The final “implementors draft” of OpenID Authentication 2.0 was released today. With 2.0 nearly apon us, it seems like a good time to explore some of the user-visible changes that are coming. I'm intending to write a short series of posts on various aspects of this, the first of which is this post discussing delegation.
Delegation has, if the buzz in blogs, write-ups and presentations is anything to go by, been one of the most popular features of OpenID 1.1 amongst early adopters. This is perhaps unsurprising since it truly puts the control of your identity in your own hands, and yet it's so simple to implement: you just hack in a couple of HTML tags into the
head of your index page on your site. So what's the delegation story in 2.0?
I'm happy to report that things haven't changed a great deal for delegation in 2.0. It's still just as simple as it always was, though you will need to make some adjustments to your two OpenID
link tags to take advantage of any OpenID 2 features offered by your provider.

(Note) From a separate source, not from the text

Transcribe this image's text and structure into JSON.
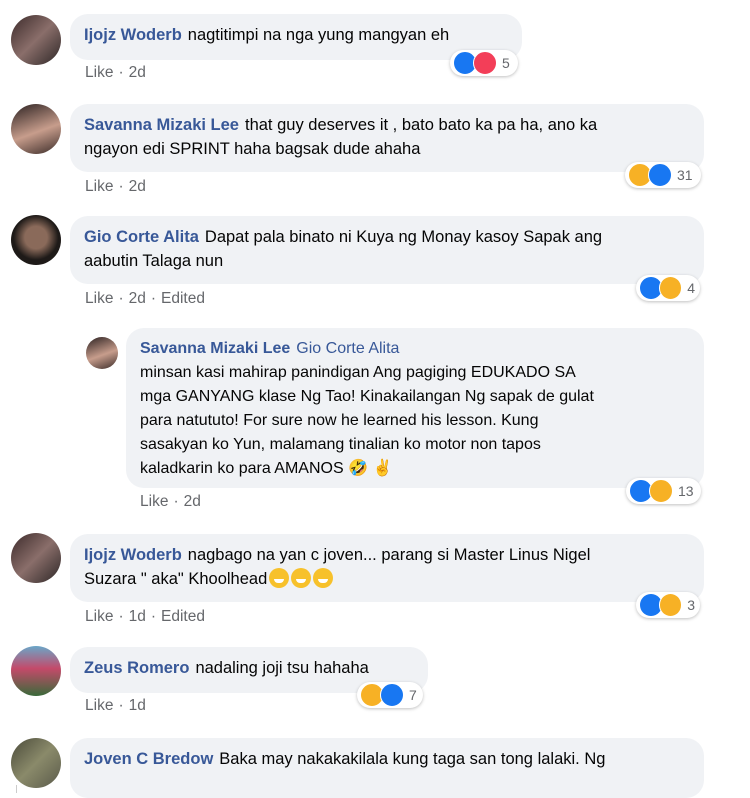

Officially this feature has been renamed to “OP-local identifiers” in the 2.0 specification, but since that's such an awkward name I'm just going to go on calling it delegation for now, and I think you should too!
The adjustments you need to make are simple. You just need to add the new 2.0-specified
rel keywords in addition to the 1.0 ones, leaving you with something like this:
<link rel="openid.server openid2.provider" href="http://www.provider.com/openid/server"> <link rel="openid.delegate openid2.local_id" href="http://frank.provider.com/">
When an OpenID2-enabled site sees those new rel values it'll know to talk the 2.0 protocol to your provider, thus making the 2.0 features available to you. However, you must not make these changes until your provider has been updated to support the 2.0 protocol, or else you may find yourself unable to log in at 2.0-enabled consumer sites.
There's no rush to do this, as the 2.0 specification mandates that all 2.0 implementations must also support the current 1.1 spec. You won't be able to use the new features, but you will be able to go on logging in as you can today, even on 2.0-enabled sites.